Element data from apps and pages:
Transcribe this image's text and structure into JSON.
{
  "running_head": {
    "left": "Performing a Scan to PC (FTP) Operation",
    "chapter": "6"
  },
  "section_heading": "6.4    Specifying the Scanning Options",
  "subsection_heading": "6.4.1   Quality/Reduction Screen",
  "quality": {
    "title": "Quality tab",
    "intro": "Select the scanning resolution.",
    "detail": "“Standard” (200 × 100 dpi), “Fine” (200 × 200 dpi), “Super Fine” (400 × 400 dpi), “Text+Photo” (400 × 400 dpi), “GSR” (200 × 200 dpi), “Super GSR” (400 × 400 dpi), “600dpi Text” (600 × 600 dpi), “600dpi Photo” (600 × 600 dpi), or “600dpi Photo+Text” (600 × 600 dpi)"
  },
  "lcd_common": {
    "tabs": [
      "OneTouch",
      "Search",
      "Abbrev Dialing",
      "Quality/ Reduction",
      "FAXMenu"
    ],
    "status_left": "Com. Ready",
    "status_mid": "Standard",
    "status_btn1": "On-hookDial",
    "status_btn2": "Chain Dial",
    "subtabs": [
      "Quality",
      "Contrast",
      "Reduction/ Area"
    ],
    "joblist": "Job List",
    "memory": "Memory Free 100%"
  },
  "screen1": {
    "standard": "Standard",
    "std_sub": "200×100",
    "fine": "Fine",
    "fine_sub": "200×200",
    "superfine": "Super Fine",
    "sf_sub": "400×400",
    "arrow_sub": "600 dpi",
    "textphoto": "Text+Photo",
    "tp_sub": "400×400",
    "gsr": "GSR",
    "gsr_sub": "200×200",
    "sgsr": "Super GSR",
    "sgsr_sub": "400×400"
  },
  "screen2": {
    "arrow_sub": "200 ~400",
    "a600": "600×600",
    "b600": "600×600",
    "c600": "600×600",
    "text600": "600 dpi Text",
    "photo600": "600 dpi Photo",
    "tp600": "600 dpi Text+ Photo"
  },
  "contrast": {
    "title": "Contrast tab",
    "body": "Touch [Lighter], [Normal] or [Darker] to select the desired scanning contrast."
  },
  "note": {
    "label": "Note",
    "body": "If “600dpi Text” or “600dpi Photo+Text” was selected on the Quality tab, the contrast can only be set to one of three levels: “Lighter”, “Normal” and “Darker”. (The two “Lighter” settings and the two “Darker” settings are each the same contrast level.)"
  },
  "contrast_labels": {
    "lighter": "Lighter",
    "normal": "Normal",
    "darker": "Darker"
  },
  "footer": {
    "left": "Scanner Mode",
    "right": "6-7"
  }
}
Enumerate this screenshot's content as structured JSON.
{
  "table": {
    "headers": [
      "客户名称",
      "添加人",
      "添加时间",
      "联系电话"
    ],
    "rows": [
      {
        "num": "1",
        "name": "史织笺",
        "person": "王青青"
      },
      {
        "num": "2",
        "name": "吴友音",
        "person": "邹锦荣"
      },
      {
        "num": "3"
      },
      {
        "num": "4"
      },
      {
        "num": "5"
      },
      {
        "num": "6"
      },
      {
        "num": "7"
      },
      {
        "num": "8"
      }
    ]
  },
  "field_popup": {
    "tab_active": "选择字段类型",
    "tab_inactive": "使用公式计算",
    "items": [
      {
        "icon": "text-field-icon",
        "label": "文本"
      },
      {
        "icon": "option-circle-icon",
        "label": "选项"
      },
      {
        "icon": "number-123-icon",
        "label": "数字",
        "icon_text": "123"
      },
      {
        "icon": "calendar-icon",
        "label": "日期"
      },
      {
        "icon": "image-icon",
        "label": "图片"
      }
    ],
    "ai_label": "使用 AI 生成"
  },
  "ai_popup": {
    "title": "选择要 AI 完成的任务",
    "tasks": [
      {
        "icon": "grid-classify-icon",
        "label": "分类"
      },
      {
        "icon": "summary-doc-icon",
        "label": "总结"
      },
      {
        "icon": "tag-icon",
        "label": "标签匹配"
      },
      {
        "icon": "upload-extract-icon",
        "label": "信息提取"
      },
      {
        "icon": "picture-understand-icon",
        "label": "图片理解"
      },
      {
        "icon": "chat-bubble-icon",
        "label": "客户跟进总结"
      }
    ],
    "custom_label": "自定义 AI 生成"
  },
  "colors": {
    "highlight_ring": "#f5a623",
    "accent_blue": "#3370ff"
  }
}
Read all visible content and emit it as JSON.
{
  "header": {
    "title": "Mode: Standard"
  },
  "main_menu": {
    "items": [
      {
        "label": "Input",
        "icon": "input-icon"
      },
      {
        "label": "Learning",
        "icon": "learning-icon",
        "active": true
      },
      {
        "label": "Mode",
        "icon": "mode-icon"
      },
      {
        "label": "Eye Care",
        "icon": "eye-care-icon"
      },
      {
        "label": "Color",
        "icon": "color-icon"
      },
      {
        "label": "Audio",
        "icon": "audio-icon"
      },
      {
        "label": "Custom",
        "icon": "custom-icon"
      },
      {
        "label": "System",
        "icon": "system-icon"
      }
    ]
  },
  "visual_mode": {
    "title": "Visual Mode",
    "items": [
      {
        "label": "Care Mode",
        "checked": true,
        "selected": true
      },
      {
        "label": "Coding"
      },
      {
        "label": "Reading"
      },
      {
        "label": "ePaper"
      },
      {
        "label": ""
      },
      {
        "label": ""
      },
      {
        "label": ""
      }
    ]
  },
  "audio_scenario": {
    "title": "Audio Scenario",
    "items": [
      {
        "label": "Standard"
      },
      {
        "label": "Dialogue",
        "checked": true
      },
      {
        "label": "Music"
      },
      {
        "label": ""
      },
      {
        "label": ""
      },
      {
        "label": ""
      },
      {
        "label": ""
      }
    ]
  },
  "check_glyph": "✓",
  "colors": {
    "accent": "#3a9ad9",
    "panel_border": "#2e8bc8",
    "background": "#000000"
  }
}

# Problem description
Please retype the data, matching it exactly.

# Task solution
Transcribe this image's text and structure into JSON.
{
  "running_head": {
    "left": "Performing a Scan to PC (FTP) Operation",
    "chapter": "6"
  },
  "section_heading": "6.4    Specifying the Scanning Options",
  "subsection_heading": "6.4.1   Quality/Reduction Screen",
  "quality": {
    "title": "Quality tab",
    "intro": "Select the scanning resolution.",
    "detail": "“Standard” (200 × 100 dpi), “Fine” (200 × 200 dpi), “Super Fine” (400 × 400 dpi), “Text+Photo” (400 × 400 dpi), “GSR” (200 × 200 dpi), “Super GSR” (400 × 400 dpi), “600dpi Text” (600 × 600 dpi), “600dpi Photo” (600 × 600 dpi), or “600dpi Photo+Text” (600 × 600 dpi)"
  },
  "lcd_common": {
    "tabs": [
      "OneTouch",
      "Search",
      "Abbrev Dialing",
      "Quality/ Reduction",
      "FAXMenu"
    ],
    "status_left": "Com. Ready",
    "status_mid": "Standard",
    "status_btn1": "On-hookDial",
    "status_btn2": "Chain Dial",
    "subtabs": [
      "Quality",
      "Contrast",
      "Reduction/ Area"
    ],
    "joblist": "Job List",
    "memory": "Memory Free 100%"
  },
  "screen1": {
    "standard": "Standard",
    "std_sub": "200×100",
    "fine": "Fine",
    "fine_sub": "200×200",
    "superfine": "Super Fine",
    "sf_sub": "400×400",
    "arrow_sub": "600 dpi",
    "textphoto": "Text+Photo",
    "tp_sub": "400×400",
    "gsr": "GSR",
    "gsr_sub": "200×200",
    "sgsr": "Super GSR",
    "sgsr_sub": "400×400"
  },
  "screen2": {
    "arrow_sub": "200 ~400",
    "a600": "600×600",
    "b600": "600×600",
    "c600": "600×600",
    "text600": "600 dpi Text",
    "photo600": "600 dpi Photo",
    "tp600": "600 dpi Text+ Photo"
  },
  "contrast": {
    "title": "Contrast tab",
    "body": "Touch [Lighter], [Normal] or [Darker] to select the desired scanning contrast."
  },
  "note": {
    "label": "Note",
    "body": "If “600dpi Text” or “600dpi Photo+Text” was selected on the Quality tab, the contrast can only be set to one of three levels: “Lighter”, “Normal” and “Darker”. (The two “Lighter” settings and the two “Darker” settings are each the same contrast level.)"
  },
  "contrast_labels": {
    "lighter": "Lighter",
    "normal": "Normal",
    "darker": "Darker"
  },
  "footer": {
    "left": "Scanner Mode",
    "right": "6-7"
  }
}
Enumerate this screenshot's content as structured JSON.
{
  "table": {
    "headers": [
      "客户名称",
      "添加人",
      "添加时间",
      "联系电话"
    ],
    "rows": [
      {
        "num": "1",
        "name": "史织笺",
        "person": "王青青"
      },
      {
        "num": "2",
        "name": "吴友音",
        "person": "邹锦荣"
      },
      {
        "num": "3"
      },
      {
        "num": "4"
      },
      {
        "num": "5"
      },
      {
        "num": "6"
      },
      {
        "num": "7"
      },
      {
        "num": "8"
      }
    ]
  },
  "field_popup": {
    "tab_active": "选择字段类型",
    "tab_inactive": "使用公式计算",
    "items": [
      {
        "icon": "text-field-icon",
        "label": "文本"
      },
      {
        "icon": "option-circle-icon",
        "label": "选项"
      },
      {
        "icon": "number-123-icon",
        "label": "数字",
        "icon_text": "123"
      },
      {
        "icon": "calendar-icon",
        "label": "日期"
      },
      {
        "icon": "image-icon",
        "label": "图片"
      }
    ],
    "ai_label": "使用 AI 生成"
  },
  "ai_popup": {
    "title": "选择要 AI 完成的任务",
    "tasks": [
      {
        "icon": "grid-classify-icon",
        "label": "分类"
      },
      {
        "icon": "summary-doc-icon",
        "label": "总结"
      },
      {
        "icon": "tag-icon",
        "label": "标签匹配"
      },
      {
        "icon": "upload-extract-icon",
        "label": "信息提取"
      },
      {
        "icon": "picture-understand-icon",
        "label": "图片理解"
      },
      {
        "icon": "chat-bubble-icon",
        "label": "客户跟进总结"
      }
    ],
    "custom_label": "自定义 AI 生成"
  },
  "colors": {
    "highlight_ring": "#f5a623",
    "accent_blue": "#3370ff"
  }
}
Read all visible content and emit it as JSON.
{
  "header": {
    "title": "Mode: Standard"
  },
  "main_menu": {
    "items": [
      {
        "label": "Input",
        "icon": "input-icon"
      },
      {
        "label": "Learning",
        "icon": "learning-icon",
        "active": true
      },
      {
        "label": "Mode",
        "icon": "mode-icon"
      },
      {
        "label": "Eye Care",
        "icon": "eye-care-icon"
      },
      {
        "label": "Color",
        "icon": "color-icon"
      },
      {
        "label": "Audio",
        "icon": "audio-icon"
      },
      {
        "label": "Custom",
        "icon": "custom-icon"
      },
      {
        "label": "System",
        "icon": "system-icon"
      }
    ]
  },
  "visual_mode": {
    "title": "Visual Mode",
    "items": [
      {
        "label": "Care Mode",
        "checked": true,
        "selected": true
      },
      {
        "label": "Coding"
      },
      {
        "label": "Reading"
      },
      {
        "label": "ePaper"
      },
      {
        "label": ""
      },
      {
        "label": ""
      },
      {
        "label": ""
      }
    ]
  },
  "audio_scenario": {
    "title": "Audio Scenario",
    "items": [
      {
        "label": "Standard"
      },
      {
        "label": "Dialogue",
        "checked": true
      },
      {
        "label": "Music"
      },
      {
        "label": ""
      },
      {
        "label": ""
      },
      {
        "label": ""
      },
      {
        "label": ""
      }
    ]
  },
  "check_glyph": "✓",
  "colors": {
    "accent": "#3a9ad9",
    "panel_border": "#2e8bc8",
    "background": "#000000"
  }
}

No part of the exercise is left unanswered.